Uber needs to handle loads of data in real-time. They have millions of requests coming in continuously, and that does not just hit on a page. Uber needs to track driver locations, rider locations, and incoming ride requests. It has to seamlessly sort that data and match riders as fast as possible.

All of that plays to NodeJS’s and JavaScript’s strengths. Node is designed to handle requests and handoff data quickly. Its asynchronous capabilities are a huge part of that. Node is central to Uber’s user-facing stack for just that reason.


You’re probably aware that Facebook uses JavaScript. It’s kind of hard to miss. What’s probably not as obvious is exactly how much JavaScript goes into making Facebook and how much Facebook is involved in JavaScript development.Try disabling JavaScript in your web browser and going to Facebook. The website will actually stop you from logging in because it won’t work without JavaScript.

You may have noticed the way that Facebook loads. Each piece of the page is separate. Facebook has invented its own way of breaking down and delivering sections of JavaScript separately. In an odd way, each section of your Facebook page is a collection of independent JavaScript applications. It doesn’t stop there. Facebook created React, one of the most popular front-end frameworks. Facebook uses React on Facebook.com as well as Instagram and WhatsApp.


How doesn’t Google use JavaScript? Seriously, it’s everywhere. Google’s search results spring up as your typing gets there with JavaScript. The Gmail web client is powered by JavaScript. Google Docs? Yeah, that’s JavaScript too.

Google develops and usually opens sources its own JavaScript tools. The most obvious example is AngularJS. Angular is used most prominently in Google’s DoubleClick advertising platform, but it’s also one of the most popular front-end frameworks available. It’s even part of the MEAN stack. Google’s more intensive services, like Google Docs, use Closure Tools. This set of tools compiles JavaScript into a lower-level faster form more suited for rich and highly responsive web applications. There’s another big point to touch on. Google developed Chrome. Chrome is a web browser,


Most people probably don’t think of Walmart as a tech company, but because they’re one of the largest retailers in the world, their online retail business is gigantic.

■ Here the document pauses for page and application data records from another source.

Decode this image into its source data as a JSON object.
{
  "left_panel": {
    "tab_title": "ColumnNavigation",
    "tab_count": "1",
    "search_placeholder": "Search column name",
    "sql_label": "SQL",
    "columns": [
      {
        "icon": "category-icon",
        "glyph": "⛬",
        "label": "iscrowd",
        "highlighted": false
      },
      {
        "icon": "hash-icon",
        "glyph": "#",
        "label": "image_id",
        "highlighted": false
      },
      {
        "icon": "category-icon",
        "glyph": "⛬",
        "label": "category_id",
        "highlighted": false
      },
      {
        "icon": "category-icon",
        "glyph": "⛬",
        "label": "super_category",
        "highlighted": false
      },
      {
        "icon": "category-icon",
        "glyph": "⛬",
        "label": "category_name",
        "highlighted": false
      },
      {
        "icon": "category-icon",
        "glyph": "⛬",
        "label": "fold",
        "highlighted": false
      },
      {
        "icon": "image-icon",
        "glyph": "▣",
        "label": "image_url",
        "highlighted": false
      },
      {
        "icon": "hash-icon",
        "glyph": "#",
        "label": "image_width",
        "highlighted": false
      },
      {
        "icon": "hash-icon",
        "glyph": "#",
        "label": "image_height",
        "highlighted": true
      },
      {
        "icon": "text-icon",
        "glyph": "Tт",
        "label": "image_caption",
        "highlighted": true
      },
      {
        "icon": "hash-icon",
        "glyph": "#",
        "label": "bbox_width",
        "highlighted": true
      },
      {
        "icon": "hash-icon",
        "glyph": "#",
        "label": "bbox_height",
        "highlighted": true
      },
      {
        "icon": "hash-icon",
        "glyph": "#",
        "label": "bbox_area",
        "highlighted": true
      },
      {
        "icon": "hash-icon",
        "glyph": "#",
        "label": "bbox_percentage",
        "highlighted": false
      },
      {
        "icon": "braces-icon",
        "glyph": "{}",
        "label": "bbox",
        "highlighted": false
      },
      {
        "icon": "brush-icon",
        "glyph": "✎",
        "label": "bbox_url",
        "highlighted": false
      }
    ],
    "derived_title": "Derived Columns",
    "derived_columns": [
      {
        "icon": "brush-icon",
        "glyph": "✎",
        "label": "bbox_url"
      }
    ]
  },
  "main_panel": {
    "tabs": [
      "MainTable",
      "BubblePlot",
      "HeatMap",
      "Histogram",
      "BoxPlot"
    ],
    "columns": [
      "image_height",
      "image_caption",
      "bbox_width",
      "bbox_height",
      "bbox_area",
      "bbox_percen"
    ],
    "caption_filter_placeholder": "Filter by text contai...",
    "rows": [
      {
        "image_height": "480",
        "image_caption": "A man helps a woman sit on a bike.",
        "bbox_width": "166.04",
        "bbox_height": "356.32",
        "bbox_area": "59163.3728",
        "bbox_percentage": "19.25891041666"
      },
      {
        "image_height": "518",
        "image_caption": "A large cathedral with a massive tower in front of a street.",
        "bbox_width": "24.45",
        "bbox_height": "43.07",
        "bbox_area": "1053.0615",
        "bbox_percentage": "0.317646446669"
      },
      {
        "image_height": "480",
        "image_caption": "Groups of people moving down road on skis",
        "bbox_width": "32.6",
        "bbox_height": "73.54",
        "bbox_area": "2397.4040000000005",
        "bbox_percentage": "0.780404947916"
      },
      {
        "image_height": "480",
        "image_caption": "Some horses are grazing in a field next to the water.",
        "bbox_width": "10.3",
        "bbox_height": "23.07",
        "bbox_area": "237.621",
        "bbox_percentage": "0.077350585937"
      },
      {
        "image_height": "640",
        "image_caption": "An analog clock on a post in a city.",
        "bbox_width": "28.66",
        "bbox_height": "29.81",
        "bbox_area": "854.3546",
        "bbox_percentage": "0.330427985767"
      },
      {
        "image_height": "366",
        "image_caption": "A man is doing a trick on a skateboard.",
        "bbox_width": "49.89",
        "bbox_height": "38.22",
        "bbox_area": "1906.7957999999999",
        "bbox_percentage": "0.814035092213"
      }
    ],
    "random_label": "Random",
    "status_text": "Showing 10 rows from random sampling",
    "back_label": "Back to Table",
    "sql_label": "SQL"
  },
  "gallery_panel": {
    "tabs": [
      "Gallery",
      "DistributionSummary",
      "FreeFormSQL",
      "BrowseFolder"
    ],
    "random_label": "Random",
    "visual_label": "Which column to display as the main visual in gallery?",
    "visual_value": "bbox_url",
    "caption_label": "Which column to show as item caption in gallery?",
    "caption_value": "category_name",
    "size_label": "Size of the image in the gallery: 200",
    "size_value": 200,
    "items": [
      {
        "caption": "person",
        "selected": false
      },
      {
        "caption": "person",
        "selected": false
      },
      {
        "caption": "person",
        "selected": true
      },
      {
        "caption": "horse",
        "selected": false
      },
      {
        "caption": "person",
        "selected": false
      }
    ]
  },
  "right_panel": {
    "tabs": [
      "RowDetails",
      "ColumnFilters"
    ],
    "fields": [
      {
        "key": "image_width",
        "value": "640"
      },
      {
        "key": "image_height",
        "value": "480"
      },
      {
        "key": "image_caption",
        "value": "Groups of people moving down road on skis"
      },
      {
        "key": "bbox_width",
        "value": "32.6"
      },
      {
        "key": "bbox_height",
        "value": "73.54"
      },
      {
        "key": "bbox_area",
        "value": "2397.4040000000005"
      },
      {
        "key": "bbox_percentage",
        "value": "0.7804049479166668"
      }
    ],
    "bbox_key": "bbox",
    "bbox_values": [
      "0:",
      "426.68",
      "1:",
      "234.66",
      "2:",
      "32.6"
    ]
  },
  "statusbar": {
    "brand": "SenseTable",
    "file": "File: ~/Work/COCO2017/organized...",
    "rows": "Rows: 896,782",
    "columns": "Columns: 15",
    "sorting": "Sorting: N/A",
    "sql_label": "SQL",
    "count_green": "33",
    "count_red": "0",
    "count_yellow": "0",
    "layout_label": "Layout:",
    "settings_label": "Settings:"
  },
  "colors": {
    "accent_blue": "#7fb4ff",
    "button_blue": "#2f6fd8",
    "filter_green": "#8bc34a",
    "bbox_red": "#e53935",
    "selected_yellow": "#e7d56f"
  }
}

It’s not much of a stretch to see how they need to build a technologically advanced web application to drive their online business. Walmart started out with Java. It’s a solid enterprise-grade platform that has been the de facto choice for years. However, Walmart needed something faster and lighter weight for their mobile site. So, they turned to NodeJS.

Once again, Walmart began to see Node as a valid Java replacement in loads of other places. Today, the Walmart.com that you see is powered by Node. NodeJS was also the ideal choice for other web applications within their marketplace that require multiple users to be able to access management interfaces simultaneously.


LinkedIn relies on NodeJS for its mobile site. A few years back, LinkedIn used Rails for its mobile site. As with other large Rails applications, it was slow, monolithic, and it scaled poorly. LinkedIn switched over to NodeJS to solve its scaling problems. Node’s asynchronous capabilities allowed the LinkedIn mobile site to perform more quickly than before while using fewer resources. Node also made data sharing and building APIs easier for LinkedIn developers.

Thank you for reading!!